Then continue walking along the dike soon reaching the refuge. Stay on the elevated walkway and do not venture into the marsh as bio solids have accumulated over the years into the marsh. Continue walking along the marshy wetland watching for birds and small critters. Some large cottonwoods provide shade along the way. There is some good viewing too of the river and the farms and hills beyond. Cross over an old stone spillway and come to a junction at .9 mile. You can make a small loop here or continue on a dike another .2 mile east coming to a gate at the water treatment plant. This section of trail not only offers more views of the marsh, but also of the wildlife-rich Cemetery Creek wetlands to the north. Return the way you came and do come back in the future as the area is improved. Plans for the refuge not only include new trails and bridges, but also elevated mounds that will offer excellent birdwatching vantages.
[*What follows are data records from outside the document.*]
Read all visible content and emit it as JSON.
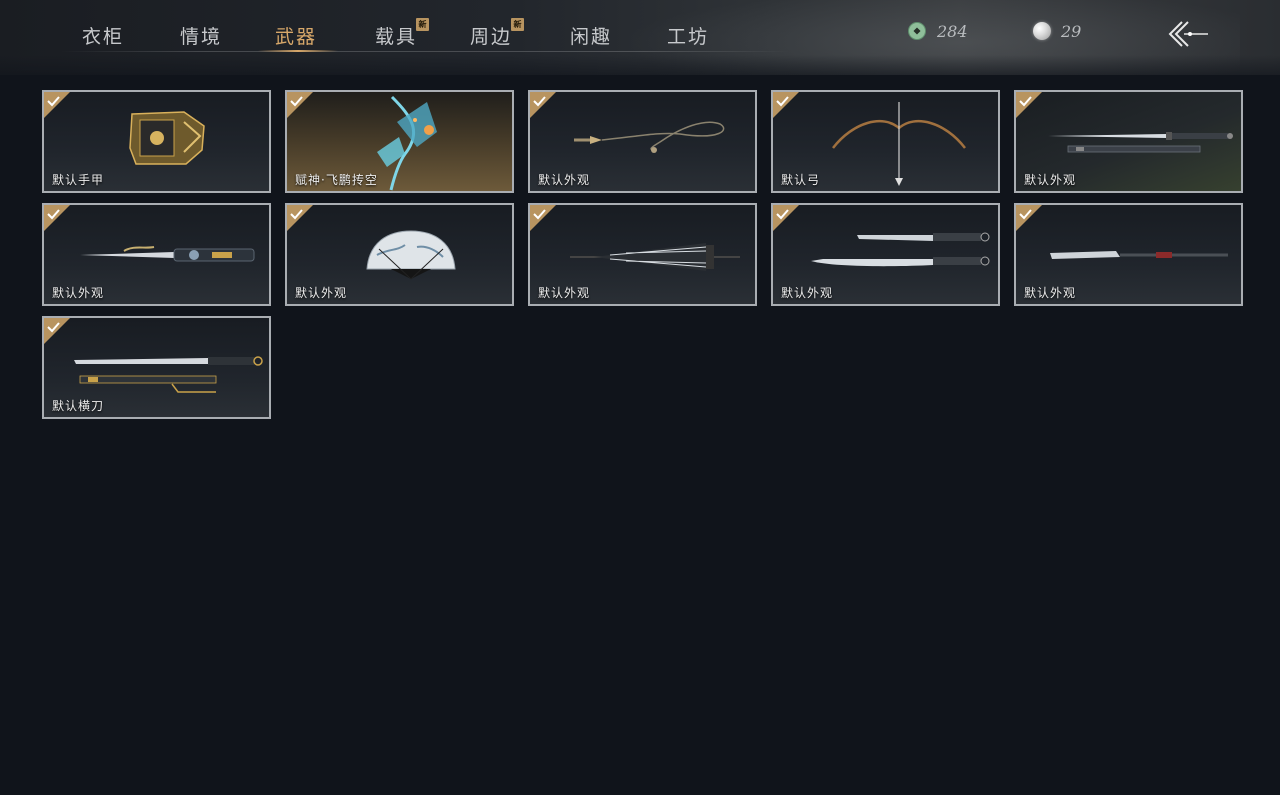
{
  "tabs": [
    {
      "label": "衣柜",
      "active": false,
      "new": false
    },
    {
      "label": "情境",
      "active": false,
      "new": false
    },
    {
      "label": "武器",
      "active": true,
      "new": false
    },
    {
      "label": "载具",
      "active": false,
      "new": true
    },
    {
      "label": "周边",
      "active": false,
      "new": true
    },
    {
      "label": "闲趣",
      "active": false,
      "new": false
    },
    {
      "label": "工坊",
      "active": false,
      "new": false
    }
  ],
  "new_badge": "新",
  "currencies": [
    {
      "icon": "jade-coin-icon",
      "value": "284"
    },
    {
      "icon": "pearl-icon",
      "value": "29"
    }
  ],
  "colors": {
    "active_tab": "#d8a86a",
    "card_border": "#a9adb2",
    "check_badge": "#b89460",
    "background": "#10141b"
  },
  "items": [
    {
      "label": "默认手甲",
      "icon": "gauntlet-icon",
      "owned": true
    },
    {
      "label": "赋神·飞鹏抟空",
      "icon": "winged-spirit-icon",
      "owned": true
    },
    {
      "label": "默认外观",
      "icon": "rope-dart-icon",
      "owned": true
    },
    {
      "label": "默认弓",
      "icon": "bow-icon",
      "owned": true
    },
    {
      "label": "默认外观",
      "icon": "sword-and-scabbard-icon",
      "owned": true
    },
    {
      "label": "默认外观",
      "icon": "ornate-sword-icon",
      "owned": true
    },
    {
      "label": "默认外观",
      "icon": "folding-fan-icon",
      "owned": true
    },
    {
      "label": "默认外观",
      "icon": "umbrella-icon",
      "owned": true
    },
    {
      "label": "默认外观",
      "icon": "twin-sabers-icon",
      "owned": true
    },
    {
      "label": "默认外观",
      "icon": "glaive-icon",
      "owned": true
    },
    {
      "label": "默认横刀",
      "icon": "hengdao-blade-icon",
      "owned": true
    }
  ]
}
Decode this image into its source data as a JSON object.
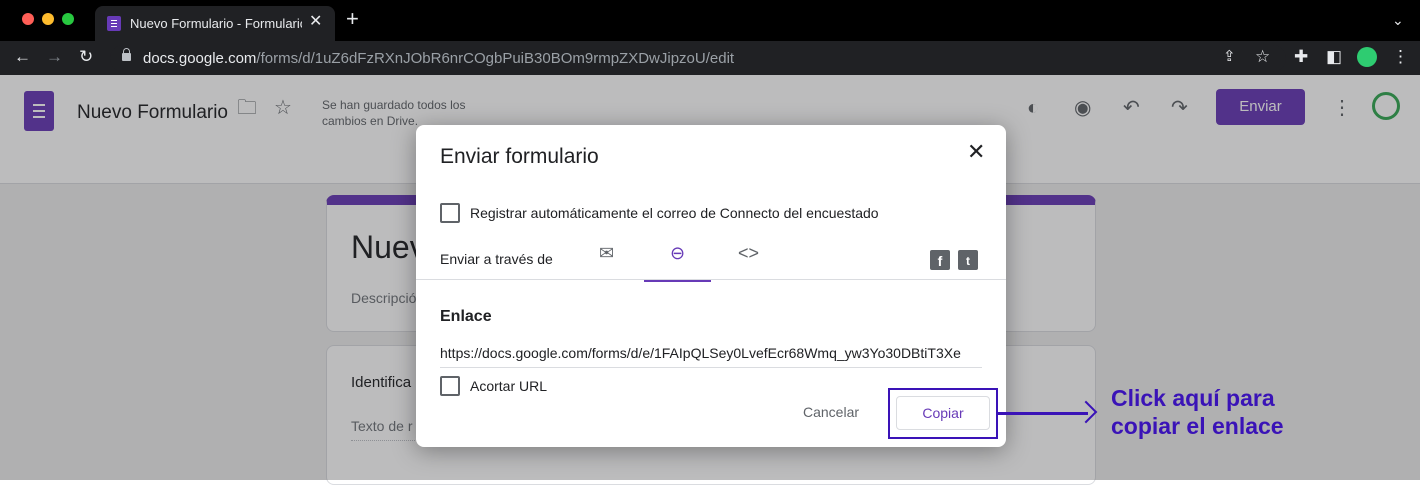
{
  "browser": {
    "tab_title": "Nuevo Formulario - Formulario",
    "url_host": "docs.google.com",
    "url_path": "/forms/d/1uZ6dFzRXnJObR6nrCOgbPuiB30BOm9rmpZXDwJipzoU/edit"
  },
  "forms_header": {
    "title": "Nuevo Formulario",
    "save_status": "Se han guardado todos los cambios en Drive.",
    "send_label": "Enviar"
  },
  "background_form": {
    "title": "Nuevo",
    "description": "Descripción",
    "question": "Identifica",
    "answer_placeholder": "Texto de r"
  },
  "dialog": {
    "title": "Enviar formulario",
    "collect_email_label": "Registrar automáticamente el correo de Connecto del encuestado",
    "send_via_label": "Enviar a través de",
    "link_heading": "Enlace",
    "link_url": "https://docs.google.com/forms/d/e/1FAIpQLSey0LvefEcr68Wmq_yw3Yo30DBtiT3Xe",
    "shorten_url_label": "Acortar URL",
    "cancel_label": "Cancelar",
    "copy_label": "Copiar"
  },
  "annotation": {
    "note_line1": "Click aquí para",
    "note_line2": "copiar el enlace"
  },
  "colors": {
    "accent": "#673ab7",
    "annotation": "#3a13b7"
  }
}
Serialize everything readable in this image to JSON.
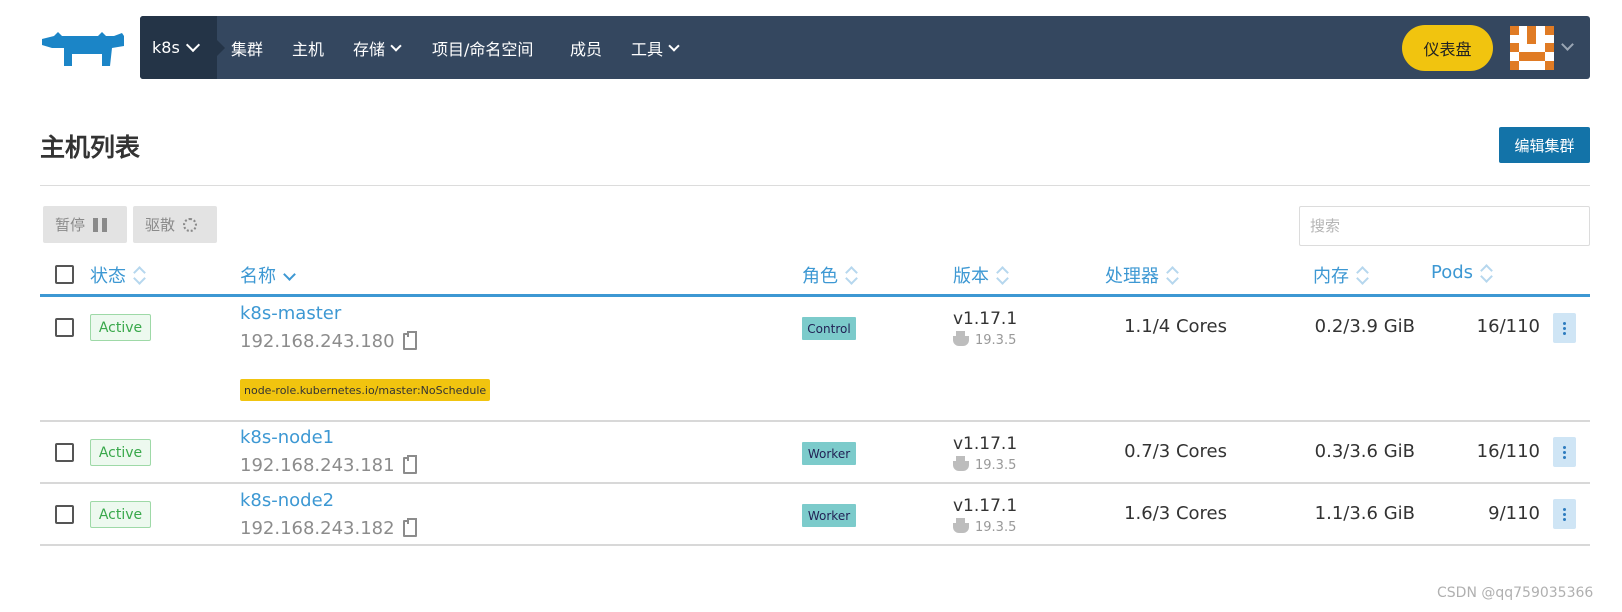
{
  "nav": {
    "cluster": "k8s",
    "items": [
      {
        "label": "集群"
      },
      {
        "label": "主机"
      },
      {
        "label": "存储"
      },
      {
        "label": "项目/命名空间"
      },
      {
        "label": "成员"
      },
      {
        "label": "工具"
      }
    ],
    "dashboard_label": "仪表盘"
  },
  "page": {
    "title": "主机列表",
    "edit_cluster_label": "编辑集群"
  },
  "bulk_actions": {
    "pause_label": "暂停",
    "drain_label": "驱散"
  },
  "search": {
    "placeholder": "搜索",
    "value": ""
  },
  "table": {
    "columns": [
      "状态",
      "名称",
      "角色",
      "版本",
      "处理器",
      "内存",
      "Pods"
    ],
    "rows": [
      {
        "state": "Active",
        "name": "k8s-master",
        "ip": "192.168.243.180",
        "taint": "node-role.kubernetes.io/master:NoSchedule",
        "role": "Control",
        "version": "v1.17.1",
        "docker": "19.3.5",
        "cpu": "1.1/4 Cores",
        "memory": "0.2/3.9 GiB",
        "pods": "16/110"
      },
      {
        "state": "Active",
        "name": "k8s-node1",
        "ip": "192.168.243.181",
        "role": "Worker",
        "version": "v1.17.1",
        "docker": "19.3.5",
        "cpu": "0.7/3 Cores",
        "memory": "0.3/3.6 GiB",
        "pods": "16/110"
      },
      {
        "state": "Active",
        "name": "k8s-node2",
        "ip": "192.168.243.182",
        "role": "Worker",
        "version": "v1.17.1",
        "docker": "19.3.5",
        "cpu": "1.6/3 Cores",
        "memory": "1.1/3.6 GiB",
        "pods": "9/110"
      }
    ]
  },
  "colors": {
    "nav_bg": "#34475f",
    "accent": "#3d98d3",
    "primary_button": "#1373a8",
    "dashboard_button": "#f1c40f",
    "active_green": "#39a84b",
    "role_badge": "#7ccbcb"
  },
  "watermark": "CSDN @qq759035366"
}
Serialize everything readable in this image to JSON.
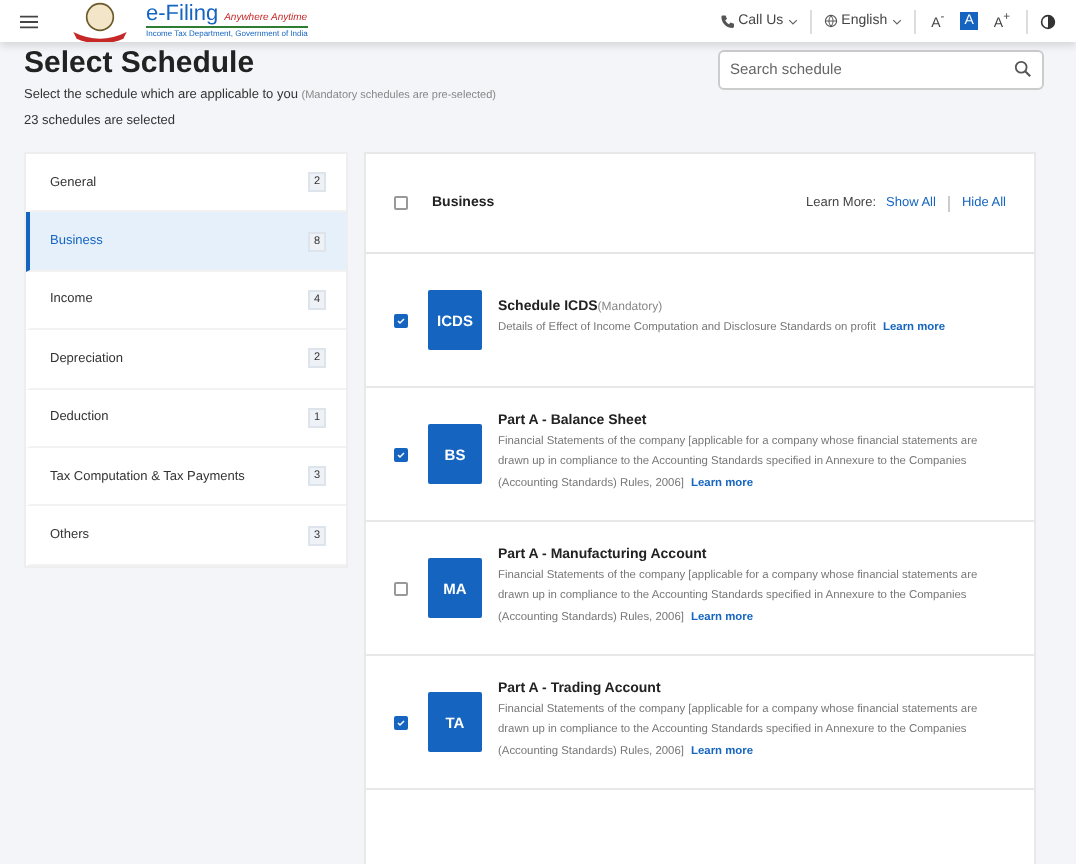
{
  "header": {
    "brand": {
      "name": "e-Filing",
      "tagline": "Anywhere Anytime",
      "department": "Income Tax Department, Government of India"
    },
    "call_us": "Call Us",
    "language": "English",
    "font_sizes": [
      {
        "label": "A$^{-}$",
        "selected": false
      },
      {
        "label": "A",
        "selected": true
      },
      {
        "label": "A$^{+}$",
        "selected": false
      }
    ]
  },
  "page": {
    "title": "Select Schedule",
    "subtitle": "Select the schedule which are applicable to you",
    "subtitle_note": "(Mandatory schedules are pre-selected)",
    "selected_count": "23 schedules are selected",
    "search": {
      "placeholder": "Search schedule"
    }
  },
  "categories": [
    {
      "label": "General",
      "count": "2",
      "selected": false
    },
    {
      "label": "Business",
      "count": "8",
      "selected": true
    },
    {
      "label": "Income",
      "count": "4",
      "selected": false
    },
    {
      "label": "Depreciation",
      "count": "2",
      "selected": false
    },
    {
      "label": "Deduction",
      "count": "1",
      "selected": false
    },
    {
      "label": "Tax Computation & Tax Payments",
      "count": "3",
      "selected": false
    },
    {
      "label": "Others",
      "count": "3",
      "selected": false
    }
  ],
  "section": {
    "title": "Business",
    "checked": false,
    "learn_more_label": "Learn More:",
    "show_all": "Show All",
    "hide_all": "Hide All"
  },
  "schedules": [
    {
      "code": "ICDS",
      "title": "Schedule ICDS",
      "note": "(Mandatory)",
      "description": "Details of Effect of Income Computation and Disclosure Standards on profit",
      "link": "Learn more",
      "checked": true
    },
    {
      "code": "BS",
      "title": "Part A - Balance Sheet",
      "description": "Financial Statements of the company [applicable for a company whose financial statements are drawn up in compliance to the Accounting Standards specified in Annexure to the Companies (Accounting Standards) Rules, 2006]",
      "link": "Learn more",
      "checked": true
    },
    {
      "code": "MA",
      "title": "Part A - Manufacturing Account",
      "description": "Financial Statements of the company [applicable for a company whose financial statements are drawn up in compliance to the Accounting Standards specified in Annexure to the Companies (Accounting Standards) Rules, 2006]",
      "link": "Learn more",
      "checked": false
    },
    {
      "code": "TA",
      "title": "Part A - Trading Account",
      "description": "Financial Statements of the company [applicable for a company whose financial statements are drawn up in compliance to the Accounting Standards specified in Annexure to the Companies (Accounting Standards) Rules, 2006]",
      "link": "Learn more",
      "checked": true
    }
  ]
}
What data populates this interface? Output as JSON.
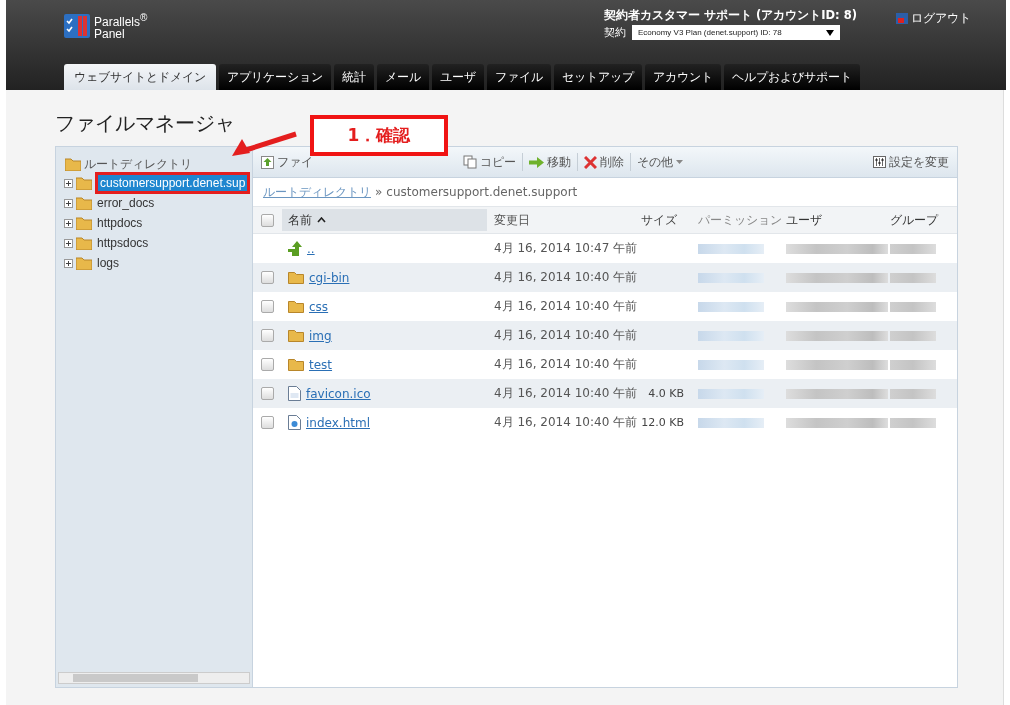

For information on lodging and other attractions near Riverview Wildlife Sanctuary visit www.snohomish.org

Snohomish-NEW

For more information on other snow free winter and spring hikes nearby, consult my Winter Hikes of Western Washington deck. 

Get your copy today!

Get your copy today!